High-Throughput Prostate Cancer Gland Segmentation and Classification from Digitized Needle Core Biopsies.
Jun Xu, Rachel Sparks, Andrew Janowcyzk, John E Tomaszewski, Anant Madabhushi. Rutgers University, Piscataway, NJ; The Hospital of the University of Pennsylvania, Philadelphia; IIT Bombay, Piscataway, NJ
Background: CaP grading of histopathology can be divided into two separate tasks: identification of malignant regions and the Gleason grading of the malignant regions. Since manual discrimination of benign and malignant regions by pathologists is a time-consuming process, developing computerized decision support (CDS) systems that can quickly and accurately identify suspicious regions in tissue samples will enable the pathologist to focus their grading efforts on candidate regions, minimizing the time spent on identifying CaP regions. We present a high-throughput system for segmentation and classification of glands in high resolution digitized images, which will allow for rapid and accurate identification of suspicious regions on these samples.

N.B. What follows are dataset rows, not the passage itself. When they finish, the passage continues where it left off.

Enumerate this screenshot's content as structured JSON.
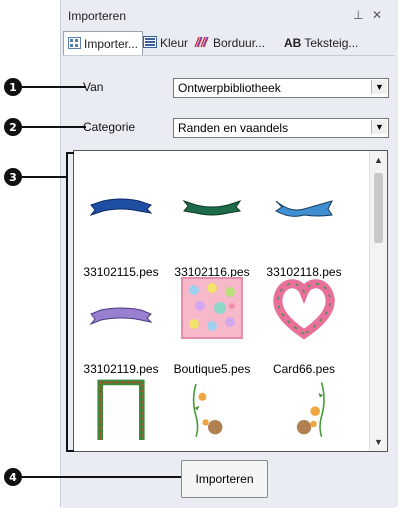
{
  "panel": {
    "title": "Importeren",
    "pin_icon": "pin-icon",
    "close_icon": "close-icon"
  },
  "tabs": [
    {
      "label": "Importer...",
      "icon": "import-grid-icon",
      "active": true
    },
    {
      "label": "Kleur",
      "icon": "color-list-icon",
      "active": false
    },
    {
      "label": "Borduur...",
      "icon": "embroidery-icon",
      "active": false
    },
    {
      "label": "Teksteig...",
      "icon": "text-properties-icon",
      "icon_text": "AB",
      "active": false
    }
  ],
  "van": {
    "label": "Van",
    "value": "Ontwerpbibliotheek"
  },
  "categorie": {
    "label": "Categorie",
    "value": "Randen en vaandels"
  },
  "gallery": {
    "items": [
      {
        "name": "33102115.pes"
      },
      {
        "name": "33102116.pes"
      },
      {
        "name": "33102118.pes"
      },
      {
        "name": "33102119.pes"
      },
      {
        "name": "Boutique5.pes"
      },
      {
        "name": "Card66.pes"
      }
    ]
  },
  "import_button": {
    "label": "Importeren"
  },
  "callouts": [
    "1",
    "2",
    "3",
    "4"
  ],
  "colors": {
    "panel_bg": "#e9edf3",
    "banner_blue": "#1f4fa3",
    "banner_green": "#1e6b4a",
    "banner_lightblue": "#3f8fd0",
    "banner_purple": "#9a7fd0"
  }
}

Design: The high-throughput system includes the following three modules: 1) a hierarchical frequency weighted mean shift normalized cut for initial detection of glands; 2) a geodesic active contour model for gland segmentation; and 3) a diffeomorphic based similarity feature extraction and support vector machine for classification of glands as benign or cancerous.

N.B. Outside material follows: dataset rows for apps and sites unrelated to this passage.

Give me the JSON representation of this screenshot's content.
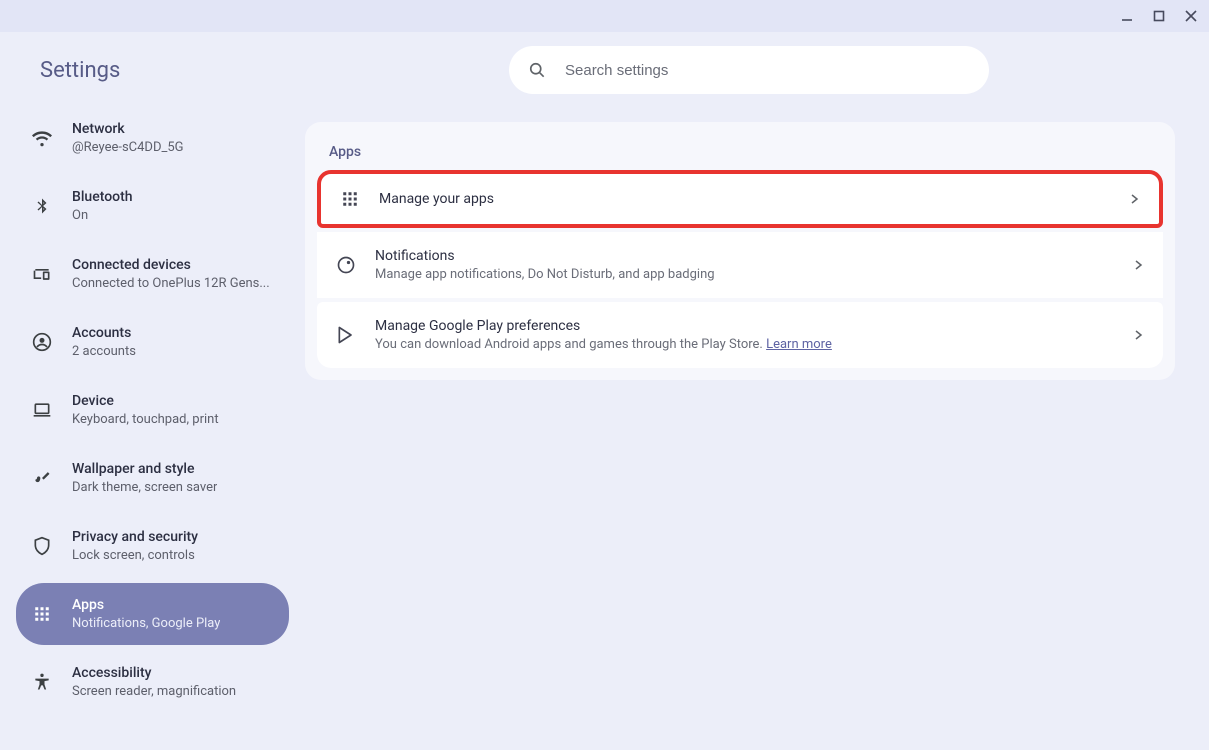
{
  "appTitle": "Settings",
  "search": {
    "placeholder": "Search settings"
  },
  "sidebar": [
    {
      "label": "Network",
      "sublabel": "@Reyee-sC4DD_5G"
    },
    {
      "label": "Bluetooth",
      "sublabel": "On"
    },
    {
      "label": "Connected devices",
      "sublabel": "Connected to OnePlus 12R Gens..."
    },
    {
      "label": "Accounts",
      "sublabel": "2 accounts"
    },
    {
      "label": "Device",
      "sublabel": "Keyboard, touchpad, print"
    },
    {
      "label": "Wallpaper and style",
      "sublabel": "Dark theme, screen saver"
    },
    {
      "label": "Privacy and security",
      "sublabel": "Lock screen, controls"
    },
    {
      "label": "Apps",
      "sublabel": "Notifications, Google Play"
    },
    {
      "label": "Accessibility",
      "sublabel": "Screen reader, magnification"
    }
  ],
  "section": {
    "title": "Apps",
    "rows": [
      {
        "title": "Manage your apps",
        "sub": ""
      },
      {
        "title": "Notifications",
        "sub": "Manage app notifications, Do Not Disturb, and app badging"
      },
      {
        "title": "Manage Google Play preferences",
        "sub": "You can download Android apps and games through the Play Store. ",
        "link": "Learn more"
      }
    ]
  }
}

Results: Classification accuracy in distinguishing benign from malignant glands over 23 H & E stained prostate studies when using the automated segmentation scheme was 82.5±9.1%, while the corresponding accuracy with manual segmentation was 82.89±3.97%; no statistically significant differences were identified between the two segmentation schemes. Figure 1 illustrates an example of whole-slide needle core biopsy of the prostate with malignant region delineated in blue. Glands labeled as benign/normal (black) and malignant (green) by the classifier are displayed.
Conclusions: We presented a high-throughput system for rapid and accurate gland segmentation and classification on high resolution digitized whole-slide images of needle core biopsy samples of the prostate. Since our system is able to automatically identify malignant regions with our CDS system, pathologists can save more time on analyzing the malignant regions.
Wednesday, March 2, 2011 9:30 AM
Poster Session V # 207, Wednesday Morning